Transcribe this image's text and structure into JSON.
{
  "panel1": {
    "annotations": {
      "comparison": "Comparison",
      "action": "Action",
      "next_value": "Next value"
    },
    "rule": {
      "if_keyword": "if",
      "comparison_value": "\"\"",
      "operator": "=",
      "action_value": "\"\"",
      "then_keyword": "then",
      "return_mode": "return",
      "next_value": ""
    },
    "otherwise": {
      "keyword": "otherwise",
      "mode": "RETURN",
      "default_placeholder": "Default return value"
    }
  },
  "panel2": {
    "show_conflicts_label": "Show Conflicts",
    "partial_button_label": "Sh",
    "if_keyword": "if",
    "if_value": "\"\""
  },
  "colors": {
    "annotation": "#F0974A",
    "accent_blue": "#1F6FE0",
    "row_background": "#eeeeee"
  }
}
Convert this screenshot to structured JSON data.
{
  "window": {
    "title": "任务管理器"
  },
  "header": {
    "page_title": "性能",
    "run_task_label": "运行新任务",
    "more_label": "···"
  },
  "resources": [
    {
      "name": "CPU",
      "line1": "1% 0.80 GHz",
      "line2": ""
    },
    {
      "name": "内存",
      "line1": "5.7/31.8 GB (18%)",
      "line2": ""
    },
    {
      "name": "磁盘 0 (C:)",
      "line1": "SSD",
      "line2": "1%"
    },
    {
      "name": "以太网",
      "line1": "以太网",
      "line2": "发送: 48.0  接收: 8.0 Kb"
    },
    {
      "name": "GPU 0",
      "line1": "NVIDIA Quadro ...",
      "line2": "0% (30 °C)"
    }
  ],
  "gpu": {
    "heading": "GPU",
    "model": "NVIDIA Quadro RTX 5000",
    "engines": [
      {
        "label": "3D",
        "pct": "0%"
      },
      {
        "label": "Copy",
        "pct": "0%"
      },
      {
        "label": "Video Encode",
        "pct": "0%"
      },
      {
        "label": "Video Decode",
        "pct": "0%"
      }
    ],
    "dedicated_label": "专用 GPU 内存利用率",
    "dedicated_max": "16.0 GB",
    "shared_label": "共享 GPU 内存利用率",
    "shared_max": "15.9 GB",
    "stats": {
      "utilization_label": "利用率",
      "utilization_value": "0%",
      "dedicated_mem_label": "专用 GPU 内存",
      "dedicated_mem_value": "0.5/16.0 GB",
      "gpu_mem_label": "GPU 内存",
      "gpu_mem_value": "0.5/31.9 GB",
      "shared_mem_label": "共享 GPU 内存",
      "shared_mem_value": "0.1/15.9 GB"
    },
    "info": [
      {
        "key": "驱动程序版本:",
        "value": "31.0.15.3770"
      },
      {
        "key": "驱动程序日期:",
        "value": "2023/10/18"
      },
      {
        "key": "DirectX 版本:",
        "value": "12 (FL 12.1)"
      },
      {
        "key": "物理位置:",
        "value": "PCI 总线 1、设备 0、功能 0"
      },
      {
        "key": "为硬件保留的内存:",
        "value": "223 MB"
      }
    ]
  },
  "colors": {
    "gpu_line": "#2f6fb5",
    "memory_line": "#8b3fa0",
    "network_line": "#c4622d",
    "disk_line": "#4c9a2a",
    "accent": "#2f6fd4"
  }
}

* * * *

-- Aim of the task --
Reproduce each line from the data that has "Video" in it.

-- Task answer --
        "label": "Video Encode",
        "label": "Video Decode",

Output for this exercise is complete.